Ramos (My Bad: A Mile-High Noir, 2016, etc.) kicks off a new series about a Latino detective who gets involved with a Colorado Rockies star and pretty much every lowlife in Denver and beyond.
Rockies All-Star center fielder Joaquín "Kino" Machado’s past has caught up with him. Alberto, the brother who left Cuba with him 10 years ago, is seriously in debt to mobbed-up Havana restaurateur Miguel "Hoochie" Almeida, whose brother, boxer Claudio Almeida, Kino just happens to have killed before leaving the island. Since Kino can’t just wire Hoochie the $500,000 he demands, he arranges to smuggle the money into Havana and ask ex-con private eye Agustín "Gus" Corral to travel with Alberto and hold his hand while he turns over the money.
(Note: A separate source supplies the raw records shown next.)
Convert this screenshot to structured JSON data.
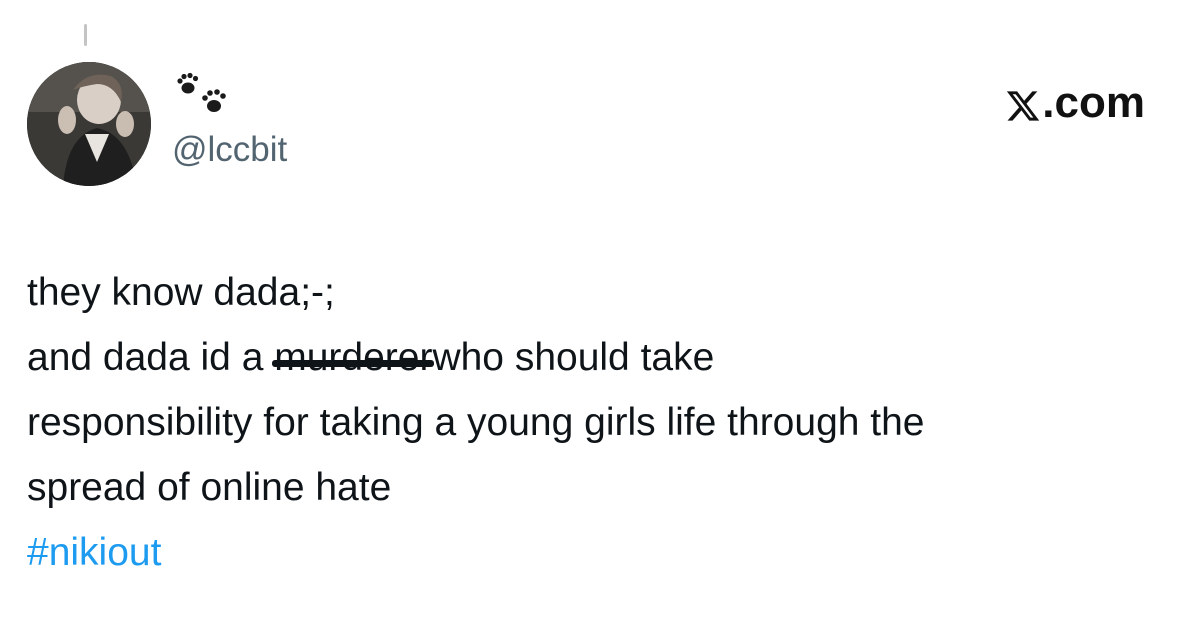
{
  "tweet": {
    "avatar_icon": "profile-photo",
    "display_name_icon": "paw-prints-icon",
    "handle": "@lccbit",
    "lines": [
      "they know dada;-;",
      "and dada id a ",
      "murderer",
      "who should take",
      "responsibility for taking a young girls life through the",
      "spread of online hate"
    ],
    "hashtag": "#nikiout"
  },
  "watermark": {
    "icon": "x-logo-icon",
    "text": ".com"
  },
  "colors": {
    "text": "#0f1419",
    "handle": "#536471",
    "hashtag": "#1d9bf0"
  }
}
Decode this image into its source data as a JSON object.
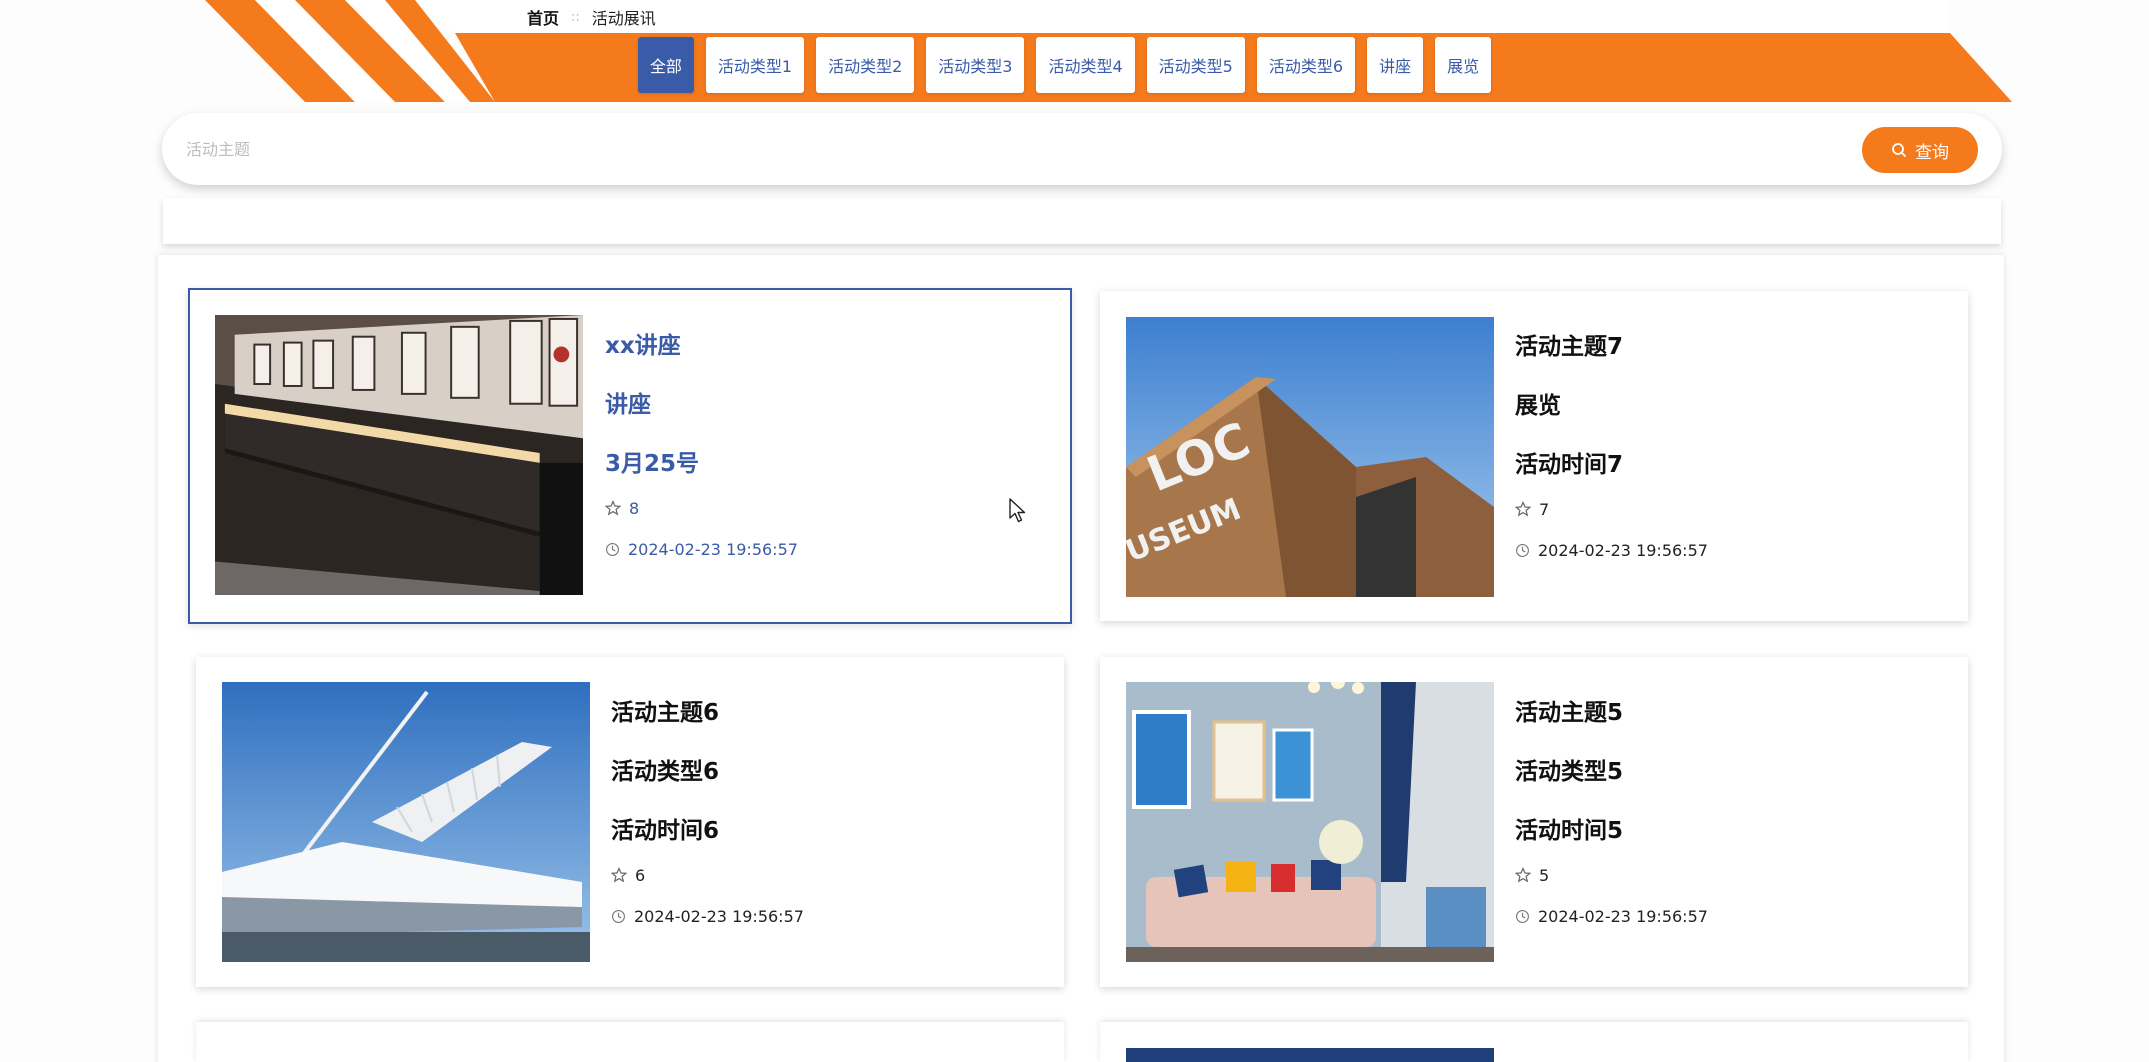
{
  "breadcrumb": {
    "home": "首页",
    "separator": "::",
    "current": "活动展讯"
  },
  "tabs": [
    {
      "label": "全部",
      "active": true
    },
    {
      "label": "活动类型1",
      "active": false
    },
    {
      "label": "活动类型2",
      "active": false
    },
    {
      "label": "活动类型3",
      "active": false
    },
    {
      "label": "活动类型4",
      "active": false
    },
    {
      "label": "活动类型5",
      "active": false
    },
    {
      "label": "活动类型6",
      "active": false
    },
    {
      "label": "讲座",
      "active": false
    },
    {
      "label": "展览",
      "active": false
    }
  ],
  "search": {
    "placeholder": "活动主题",
    "value": "",
    "button_label": "查询",
    "icon": "search-icon"
  },
  "cards": [
    {
      "title": "xx讲座",
      "type": "讲座",
      "time": "3月25号",
      "likes": "8",
      "created": "2024-02-23 19:56:57",
      "image": "exhibition-hall-photo",
      "selected": true
    },
    {
      "title": "活动主题7",
      "type": "展览",
      "time": "活动时间7",
      "likes": "7",
      "created": "2024-02-23 19:56:57",
      "image": "museum-building-photo",
      "selected": false
    },
    {
      "title": "活动主题6",
      "type": "活动类型6",
      "time": "活动时间6",
      "likes": "6",
      "created": "2024-02-23 19:56:57",
      "image": "white-architecture-photo",
      "selected": false
    },
    {
      "title": "活动主题5",
      "type": "活动类型5",
      "time": "活动时间5",
      "likes": "5",
      "created": "2024-02-23 19:56:57",
      "image": "living-room-photo",
      "selected": false
    }
  ],
  "colors": {
    "accent_orange": "#f57a1c",
    "accent_blue": "#3a5ba8"
  }
}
Ignoring the newspaper headlines about a shooter aiming at cars on I-25 and shaking off retired cop Leo Hudgens, who wants to hire him to track down Dominick Alito, the former partner who turned Hudgens to the dark side, Gus packs his bags for Cuba. What could possibly go wrong? Just about everything, and quickly, too. The van in which Kino’s sister, Lourdes, picks up Gus and Alberto at José Martí International Airport is ambushed by heavily armed fake cops; when Gus drives the van away, he hits an ox in the road, crashes the van, and loses the money; the U.S. Consular official who interrogates him about the accident and the money turns out to be equally fake. Just when you’ve settled in for a whimsical tour of the dark side of post-Castro Cuba, Gus abruptly returns home, where he spends the second half of this helter-skelter tale tamping down runaway subplots that flare up as suddenly as wildfires.
Ramos plots with all the coherence of an unusually antic comic strip. But the Cuba sequences are gripping, and it’s hard to resist a hero who observes, “I’ve never had a positive experience with a man who carried a briefcase.”